Prompt :: Each line of the records below needs repeating exactly. Skip the pictures.

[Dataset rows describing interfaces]
== Segment start ==
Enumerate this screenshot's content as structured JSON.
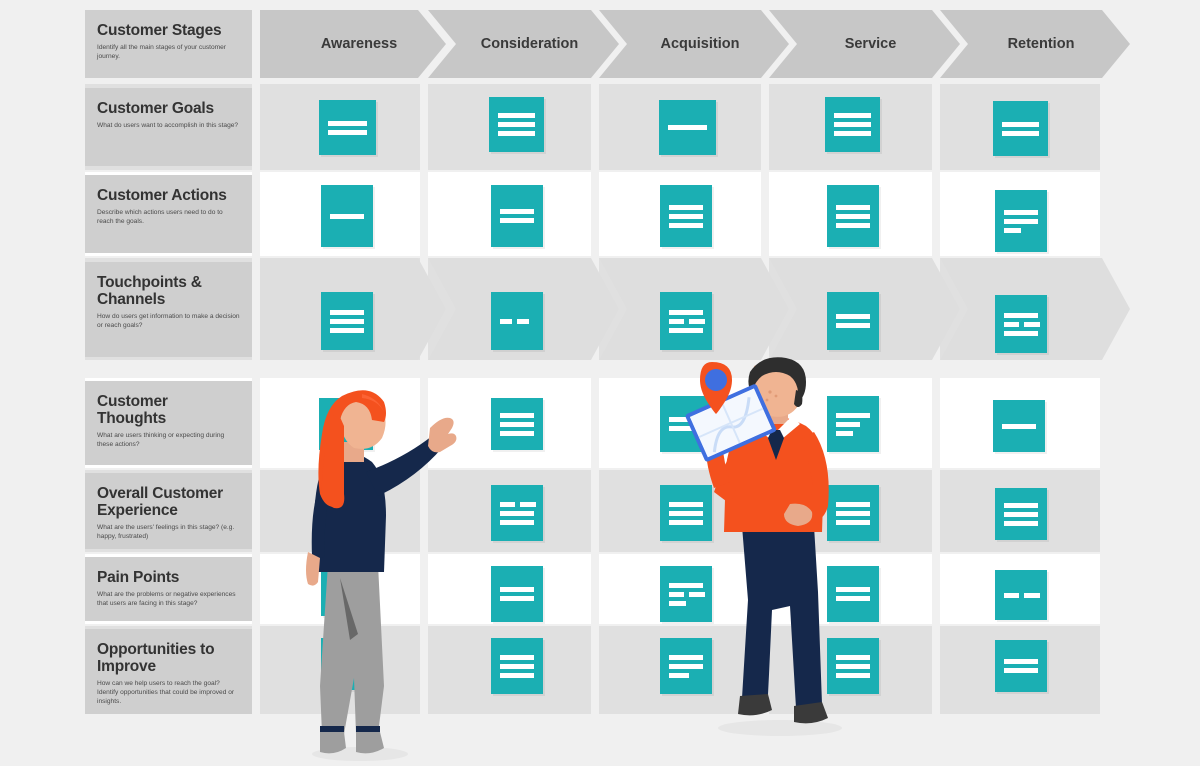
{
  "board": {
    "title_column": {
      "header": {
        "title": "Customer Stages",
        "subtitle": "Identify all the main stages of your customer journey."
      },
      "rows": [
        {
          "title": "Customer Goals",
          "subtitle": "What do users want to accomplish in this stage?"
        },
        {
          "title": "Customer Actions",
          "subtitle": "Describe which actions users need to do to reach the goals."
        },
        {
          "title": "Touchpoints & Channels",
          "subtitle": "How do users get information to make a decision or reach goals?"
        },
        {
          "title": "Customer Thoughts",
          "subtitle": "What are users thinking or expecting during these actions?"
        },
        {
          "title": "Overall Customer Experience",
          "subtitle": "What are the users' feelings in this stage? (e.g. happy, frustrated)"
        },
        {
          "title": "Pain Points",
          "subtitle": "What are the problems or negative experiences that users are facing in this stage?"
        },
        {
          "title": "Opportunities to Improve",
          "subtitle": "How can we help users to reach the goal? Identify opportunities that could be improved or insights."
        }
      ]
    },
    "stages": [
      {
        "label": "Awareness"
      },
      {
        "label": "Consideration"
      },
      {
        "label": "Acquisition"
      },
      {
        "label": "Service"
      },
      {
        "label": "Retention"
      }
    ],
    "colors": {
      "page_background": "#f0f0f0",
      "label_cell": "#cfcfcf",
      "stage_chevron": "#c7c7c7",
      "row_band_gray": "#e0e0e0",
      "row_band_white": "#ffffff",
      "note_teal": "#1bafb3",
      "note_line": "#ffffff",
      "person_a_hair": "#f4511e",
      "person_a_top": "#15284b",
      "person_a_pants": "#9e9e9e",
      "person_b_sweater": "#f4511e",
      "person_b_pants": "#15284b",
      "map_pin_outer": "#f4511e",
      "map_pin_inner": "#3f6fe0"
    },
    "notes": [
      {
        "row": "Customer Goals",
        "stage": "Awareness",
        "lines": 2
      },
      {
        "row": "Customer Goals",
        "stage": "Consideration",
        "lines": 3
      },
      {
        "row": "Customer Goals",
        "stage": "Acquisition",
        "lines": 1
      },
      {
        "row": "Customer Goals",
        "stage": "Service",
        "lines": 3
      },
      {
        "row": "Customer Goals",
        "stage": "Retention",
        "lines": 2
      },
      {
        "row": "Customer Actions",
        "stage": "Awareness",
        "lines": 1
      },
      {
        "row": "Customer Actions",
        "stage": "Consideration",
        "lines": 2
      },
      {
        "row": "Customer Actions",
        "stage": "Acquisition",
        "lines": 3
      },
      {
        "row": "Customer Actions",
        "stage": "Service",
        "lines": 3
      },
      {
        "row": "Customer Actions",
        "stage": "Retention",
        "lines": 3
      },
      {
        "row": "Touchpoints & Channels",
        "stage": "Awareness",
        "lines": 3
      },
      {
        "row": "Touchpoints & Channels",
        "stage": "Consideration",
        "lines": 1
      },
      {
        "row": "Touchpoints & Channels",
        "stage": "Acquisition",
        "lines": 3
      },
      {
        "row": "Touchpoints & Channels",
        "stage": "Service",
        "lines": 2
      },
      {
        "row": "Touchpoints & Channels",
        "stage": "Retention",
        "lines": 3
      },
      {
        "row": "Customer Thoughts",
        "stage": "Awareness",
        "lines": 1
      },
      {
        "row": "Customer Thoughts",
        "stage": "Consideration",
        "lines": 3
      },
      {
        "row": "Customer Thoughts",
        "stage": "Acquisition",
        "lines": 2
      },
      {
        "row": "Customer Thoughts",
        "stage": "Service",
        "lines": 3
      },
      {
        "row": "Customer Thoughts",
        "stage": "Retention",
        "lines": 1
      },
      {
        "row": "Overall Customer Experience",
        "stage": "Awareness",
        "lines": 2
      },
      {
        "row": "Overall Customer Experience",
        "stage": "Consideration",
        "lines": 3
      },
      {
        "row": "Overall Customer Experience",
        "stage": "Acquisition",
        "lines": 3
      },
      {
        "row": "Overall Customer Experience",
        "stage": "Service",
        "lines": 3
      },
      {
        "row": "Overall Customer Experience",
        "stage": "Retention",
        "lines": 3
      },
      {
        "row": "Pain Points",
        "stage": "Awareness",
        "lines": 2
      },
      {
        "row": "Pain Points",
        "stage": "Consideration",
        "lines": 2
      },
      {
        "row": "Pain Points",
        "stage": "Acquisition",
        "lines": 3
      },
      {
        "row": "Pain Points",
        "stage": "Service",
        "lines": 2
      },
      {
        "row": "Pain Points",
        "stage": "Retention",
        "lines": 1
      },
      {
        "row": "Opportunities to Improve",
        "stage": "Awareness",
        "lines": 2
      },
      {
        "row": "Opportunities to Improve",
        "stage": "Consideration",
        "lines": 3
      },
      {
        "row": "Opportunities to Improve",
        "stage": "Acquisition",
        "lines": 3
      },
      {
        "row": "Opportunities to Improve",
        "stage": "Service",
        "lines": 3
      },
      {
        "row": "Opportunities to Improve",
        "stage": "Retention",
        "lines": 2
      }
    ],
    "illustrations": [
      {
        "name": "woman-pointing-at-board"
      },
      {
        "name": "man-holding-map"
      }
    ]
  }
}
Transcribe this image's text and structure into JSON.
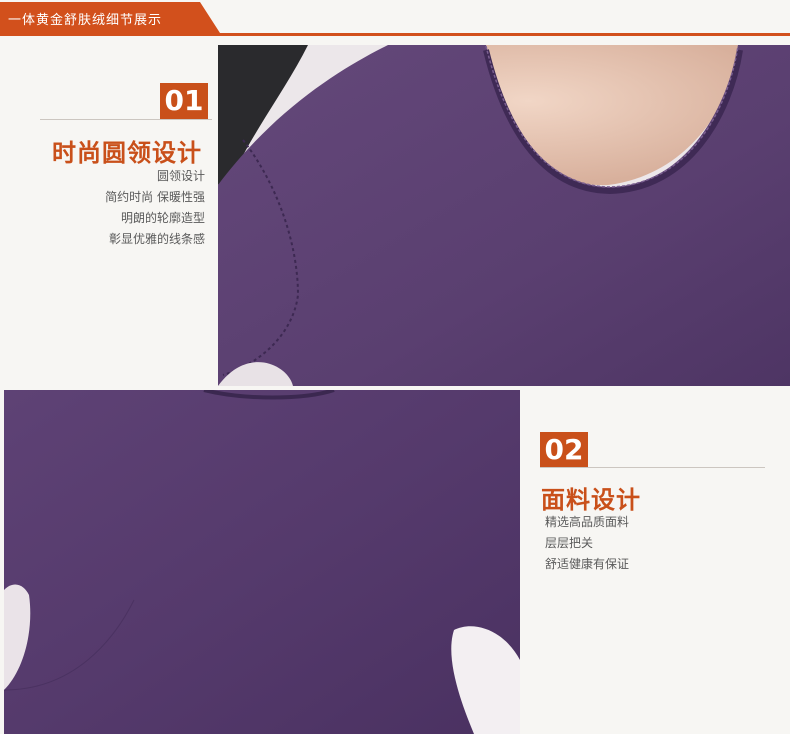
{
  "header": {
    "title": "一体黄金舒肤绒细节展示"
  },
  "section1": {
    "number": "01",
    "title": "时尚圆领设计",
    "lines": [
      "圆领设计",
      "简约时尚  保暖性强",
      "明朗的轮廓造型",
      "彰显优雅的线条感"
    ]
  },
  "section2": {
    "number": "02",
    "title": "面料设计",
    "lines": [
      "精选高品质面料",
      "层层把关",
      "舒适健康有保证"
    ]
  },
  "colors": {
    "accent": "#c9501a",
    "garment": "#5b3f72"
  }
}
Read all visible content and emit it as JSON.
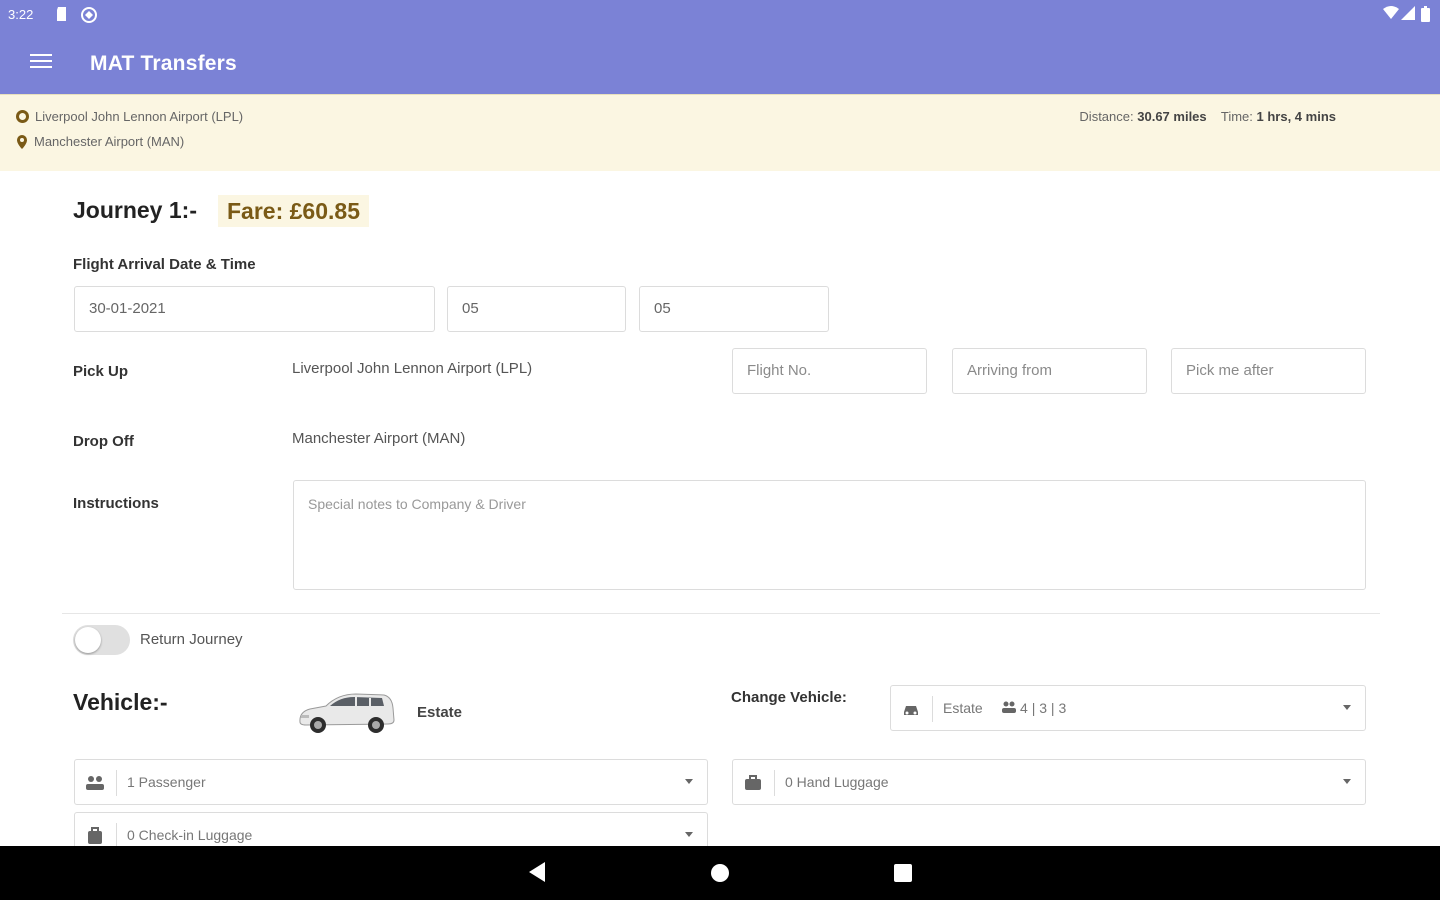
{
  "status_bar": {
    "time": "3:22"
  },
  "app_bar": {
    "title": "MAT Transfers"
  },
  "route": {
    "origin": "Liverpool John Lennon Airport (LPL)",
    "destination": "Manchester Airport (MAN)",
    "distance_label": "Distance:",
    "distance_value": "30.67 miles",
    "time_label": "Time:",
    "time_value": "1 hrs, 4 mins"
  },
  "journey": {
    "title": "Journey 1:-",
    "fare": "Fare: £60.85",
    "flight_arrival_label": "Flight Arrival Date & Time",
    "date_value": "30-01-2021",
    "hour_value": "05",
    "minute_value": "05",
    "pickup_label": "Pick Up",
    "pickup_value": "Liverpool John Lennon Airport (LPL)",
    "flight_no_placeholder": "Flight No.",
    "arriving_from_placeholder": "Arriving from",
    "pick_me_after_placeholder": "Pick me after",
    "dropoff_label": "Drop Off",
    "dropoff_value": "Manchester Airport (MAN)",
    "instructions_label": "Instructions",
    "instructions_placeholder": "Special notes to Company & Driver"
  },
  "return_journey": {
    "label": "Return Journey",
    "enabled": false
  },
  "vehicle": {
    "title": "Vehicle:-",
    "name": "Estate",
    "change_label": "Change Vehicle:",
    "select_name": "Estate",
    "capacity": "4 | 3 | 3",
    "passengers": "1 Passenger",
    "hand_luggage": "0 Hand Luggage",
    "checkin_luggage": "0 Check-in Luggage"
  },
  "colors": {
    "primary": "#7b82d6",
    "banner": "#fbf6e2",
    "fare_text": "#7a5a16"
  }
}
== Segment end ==
Solution to this exercise ::
Enumerate this screenshot's content as structured JSON.
{
  "board": {
    "title_column": {
      "header": {
        "title": "Customer Stages",
        "subtitle": "Identify all the main stages of your customer journey."
      },
      "rows": [
        {
          "title": "Customer Goals",
          "subtitle": "What do users want to accomplish in this stage?"
        },
        {
          "title": "Customer Actions",
          "subtitle": "Describe which actions users need to do to reach the goals."
        },
        {
          "title": "Touchpoints & Channels",
          "subtitle": "How do users get information to make a decision or reach goals?"
        },
        {
          "title": "Customer Thoughts",
          "subtitle": "What are users thinking or expecting during these actions?"
        },
        {
          "title": "Overall Customer Experience",
          "subtitle": "What are the users' feelings in this stage? (e.g. happy, frustrated)"
        },
        {
          "title": "Pain Points",
          "subtitle": "What are the problems or negative experiences that users are facing in this stage?"
        },
        {
          "title": "Opportunities to Improve",
          "subtitle": "How can we help users to reach the goal? Identify opportunities that could be improved or insights."
        }
      ]
    },
    "stages": [
      {
        "label": "Awareness"
      },
      {
        "label": "Consideration"
      },
      {
        "label": "Acquisition"
      },
      {
        "label": "Service"
      },
      {
        "label": "Retention"
      }
    ],
    "colors": {
      "page_background": "#f0f0f0",
      "label_cell": "#cfcfcf",
      "stage_chevron": "#c7c7c7",
      "row_band_gray": "#e0e0e0",
      "row_band_white": "#ffffff",
      "note_teal": "#1bafb3",
      "note_line": "#ffffff",
      "person_a_hair": "#f4511e",
      "person_a_top": "#15284b",
      "person_a_pants": "#9e9e9e",
      "person_b_sweater": "#f4511e",
      "person_b_pants": "#15284b",
      "map_pin_outer": "#f4511e",
      "map_pin_inner": "#3f6fe0"
    },
    "notes": [
      {
        "row": "Customer Goals",
        "stage": "Awareness",
        "lines": 2
      },
      {
        "row": "Customer Goals",
        "stage": "Consideration",
        "lines": 3
      },
      {
        "row": "Customer Goals",
        "stage": "Acquisition",
        "lines": 1
      },
      {
        "row": "Customer Goals",
        "stage": "Service",
        "lines": 3
      },
      {
        "row": "Customer Goals",
        "stage": "Retention",
        "lines": 2
      },
      {
        "row": "Customer Actions",
        "stage": "Awareness",
        "lines": 1
      },
      {
        "row": "Customer Actions",
        "stage": "Consideration",
        "lines": 2
      },
      {
        "row": "Customer Actions",
        "stage": "Acquisition",
        "lines": 3
      },
      {
        "row": "Customer Actions",
        "stage": "Service",
        "lines": 3
      },
      {
        "row": "Customer Actions",
        "stage": "Retention",
        "lines": 3
      },
      {
        "row": "Touchpoints & Channels",
        "stage": "Awareness",
        "lines": 3
      },
      {
        "row": "Touchpoints & Channels",
        "stage": "Consideration",
        "lines": 1
      },
      {
        "row": "Touchpoints & Channels",
        "stage": "Acquisition",
        "lines": 3
      },
      {
        "row": "Touchpoints & Channels",
        "stage": "Service",
        "lines": 2
      },
      {
        "row": "Touchpoints & Channels",
        "stage": "Retention",
        "lines": 3
      },
      {
        "row": "Customer Thoughts",
        "stage": "Awareness",
        "lines": 1
      },
      {
        "row": "Customer Thoughts",
        "stage": "Consideration",
        "lines": 3
      },
      {
        "row": "Customer Thoughts",
        "stage": "Acquisition",
        "lines": 2
      },
      {
        "row": "Customer Thoughts",
        "stage": "Service",
        "lines": 3
      },
      {
        "row": "Customer Thoughts",
        "stage": "Retention",
        "lines": 1
      },
      {
        "row": "Overall Customer Experience",
        "stage": "Awareness",
        "lines": 2
      },
      {
        "row": "Overall Customer Experience",
        "stage": "Consideration",
        "lines": 3
      },
      {
        "row": "Overall Customer Experience",
        "stage": "Acquisition",
        "lines": 3
      },
      {
        "row": "Overall Customer Experience",
        "stage": "Service",
        "lines": 3
      },
      {
        "row": "Overall Customer Experience",
        "stage": "Retention",
        "lines": 3
      },
      {
        "row": "Pain Points",
        "stage": "Awareness",
        "lines": 2
      },
      {
        "row": "Pain Points",
        "stage": "Consideration",
        "lines": 2
      },
      {
        "row": "Pain Points",
        "stage": "Acquisition",
        "lines": 3
      },
      {
        "row": "Pain Points",
        "stage": "Service",
        "lines": 2
      },
      {
        "row": "Pain Points",
        "stage": "Retention",
        "lines": 1
      },
      {
        "row": "Opportunities to Improve",
        "stage": "Awareness",
        "lines": 2
      },
      {
        "row": "Opportunities to Improve",
        "stage": "Consideration",
        "lines": 3
      },
      {
        "row": "Opportunities to Improve",
        "stage": "Acquisition",
        "lines": 3
      },
      {
        "row": "Opportunities to Improve",
        "stage": "Service",
        "lines": 3
      },
      {
        "row": "Opportunities to Improve",
        "stage": "Retention",
        "lines": 2
      }
    ],
    "illustrations": [
      {
        "name": "woman-pointing-at-board"
      },
      {
        "name": "man-holding-map"
      }
    ]
  }
}
Transcribe this image's text and structure into JSON.
{
  "header": {
    "title": "一体黄金舒肤绒细节展示"
  },
  "section1": {
    "number": "01",
    "title": "时尚圆领设计",
    "lines": [
      "圆领设计",
      "简约时尚  保暖性强",
      "明朗的轮廓造型",
      "彰显优雅的线条感"
    ]
  },
  "section2": {
    "number": "02",
    "title": "面料设计",
    "lines": [
      "精选高品质面料",
      "层层把关",
      "舒适健康有保证"
    ]
  },
  "colors": {
    "accent": "#c9501a",
    "garment": "#5b3f72"
  }
}
Read all visible content and emit it as JSON.
{
  "status_bar": {
    "time": "3:22"
  },
  "app_bar": {
    "title": "MAT Transfers"
  },
  "route": {
    "origin": "Liverpool John Lennon Airport (LPL)",
    "destination": "Manchester Airport (MAN)",
    "distance_label": "Distance:",
    "distance_value": "30.67 miles",
    "time_label": "Time:",
    "time_value": "1 hrs, 4 mins"
  },
  "journey": {
    "title": "Journey 1:-",
    "fare": "Fare: £60.85",
    "flight_arrival_label": "Flight Arrival Date & Time",
    "date_value": "30-01-2021",
    "hour_value": "05",
    "minute_value": "05",
    "pickup_label": "Pick Up",
    "pickup_value": "Liverpool John Lennon Airport (LPL)",
    "flight_no_placeholder": "Flight No.",
    "arriving_from_placeholder": "Arriving from",
    "pick_me_after_placeholder": "Pick me after",
    "dropoff_label": "Drop Off",
    "dropoff_value": "Manchester Airport (MAN)",
    "instructions_label": "Instructions",
    "instructions_placeholder": "Special notes to Company & Driver"
  },
  "return_journey": {
    "label": "Return Journey",
    "enabled": false
  },
  "vehicle": {
    "title": "Vehicle:-",
    "name": "Estate",
    "change_label": "Change Vehicle:",
    "select_name": "Estate",
    "capacity": "4 | 3 | 3",
    "passengers": "1 Passenger",
    "hand_luggage": "0 Hand Luggage",
    "checkin_luggage": "0 Check-in Luggage"
  },
  "colors": {
    "primary": "#7b82d6",
    "banner": "#fbf6e2",
    "fare_text": "#7a5a16"
  }
}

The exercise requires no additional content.